However, to better predict the fluorescence intensity of a fully deprotonated quinine, we could carry out the experiment at pH 14. Maximum fluorescence intensity was observed at around pH 3.71, when all of the quinine molecules exist in the monoprotonated form, since the monoprotonated form gives rise to the highest fluorescence Intensity value as compared to the diprotonated and the fully deprotonated form.
Many molecules do not fluoresce because their excited states are quite prone to being deactivated by collisions and other processes. Thus, fluorescence methods are less widely applicable for quantitative analyses than are absorption methods because more species absorb UV/VIS radiation than exhibit fluorescence when radiation is absorbed in the optical region. Also, such deactivation processes can result in severe interference. Molecules that do not exhibit fluorescence need to be converted to fluorescence derivatives in order to be examined by fluorescence.
Since the preparation of standards is a crucial step to the results obtained, it must be ensured that the apparatus are properly rinsed with the correct solutions and parallax errors avoided when measuring volumes of solutions.
Also, since the fluorescence sides are all transparent, it is crucial to hold at the sharp sides of the cell to prevent the fingerprints from interfering with the results obtained and hence tissue papers are used to clean the sides before placing into the spectrophotometer for analysis.
The maximum emission wavelength is 447.07 nm and the maximum excitation wavelength, is 347.73 nm. From the calibration of fluorescence intensity and concentration of quinine, the concentration of the unknown quinine solution was determined to 1.120 ppm. At high concentration, concentration quenching of fluorescence was illustrated from the deviation from linearity with increasing concentration. The florescence spectrum of quinine is highly dependent on the pH. The pH which gives the highest fluorescence intensity is 3.71.
[1] Douglas Skoog, James Holler, Stanley Crouch.

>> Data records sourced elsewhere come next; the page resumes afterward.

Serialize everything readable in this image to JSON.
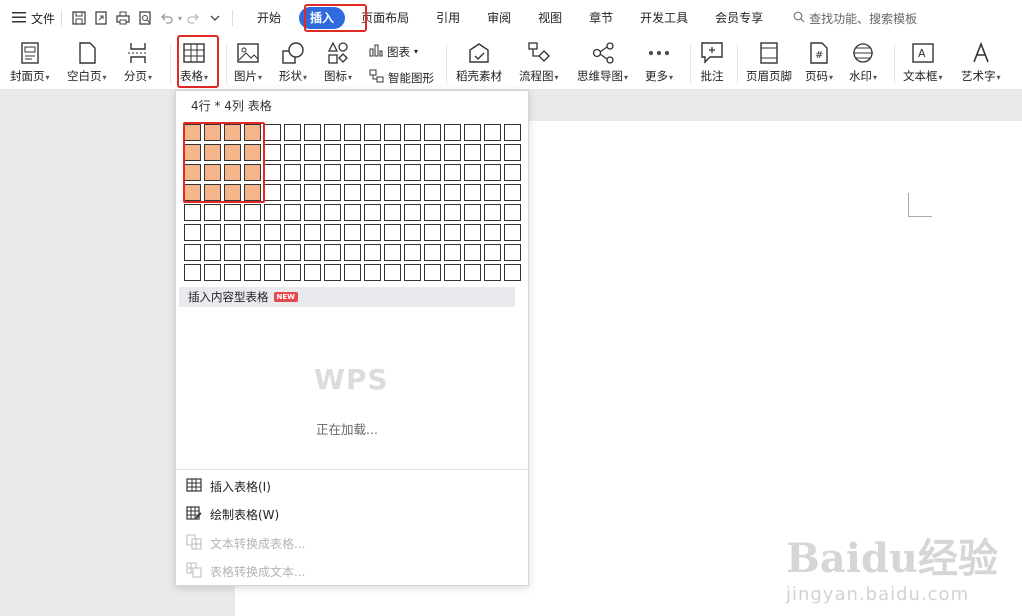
{
  "menubar": {
    "file_label": "文件",
    "tabs": [
      "开始",
      "插入",
      "页面布局",
      "引用",
      "审阅",
      "视图",
      "章节",
      "开发工具",
      "会员专享"
    ],
    "active_tab": "插入",
    "search_placeholder": "查找功能、搜索模板"
  },
  "ribbon": {
    "cover_page": "封面页",
    "blank_page": "空白页",
    "page_break": "分页",
    "table": "表格",
    "picture": "图片",
    "shape": "形状",
    "icon": "图标",
    "chart": "图表",
    "smart_graphic": "智能图形",
    "daoke_material": "稻壳素材",
    "flowchart": "流程图",
    "mindmap": "思维导图",
    "more": "更多",
    "comment": "批注",
    "header_footer": "页眉页脚",
    "page_number": "页码",
    "watermark": "水印",
    "textbox": "文本框",
    "wordart": "艺术字"
  },
  "dropdown": {
    "title": "4行 * 4列 表格",
    "grid_rows": 8,
    "grid_cols": 17,
    "selected_rows": 4,
    "selected_cols": 4,
    "content_table_label": "插入内容型表格",
    "new_badge": "NEW",
    "logo_text": "WPS",
    "loading_text": "正在加载...",
    "menu_items": [
      {
        "label": "插入表格(I)",
        "enabled": true
      },
      {
        "label": "绘制表格(W)",
        "enabled": true
      },
      {
        "label": "文本转换成表格...",
        "enabled": false
      },
      {
        "label": "表格转换成文本...",
        "enabled": false
      }
    ]
  },
  "watermark": {
    "brand": "Baidu经验",
    "url": "jingyan.baidu.com"
  },
  "colors": {
    "accent": "#2f6bdc",
    "highlight": "#e02a24",
    "selected_cell": "#f6b58a"
  }
}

Principles of Instrumental Analysis, 6th Edition. Belmont: Brooks/Cole, 2004.
[2] Encyclopedia of Life Sciences. Macmillan Publishers, 2002.
[3] Lakowicz, JR. Principles of Fluorescence Spectroscopy. New York: Plenum Press, 1999. Article retrieved on 23 October 2012 from:
[4] UV-Vis Luminescence Spectroscopy. Sheffield Hallam University. Article retrieved on 23 October 2012 from: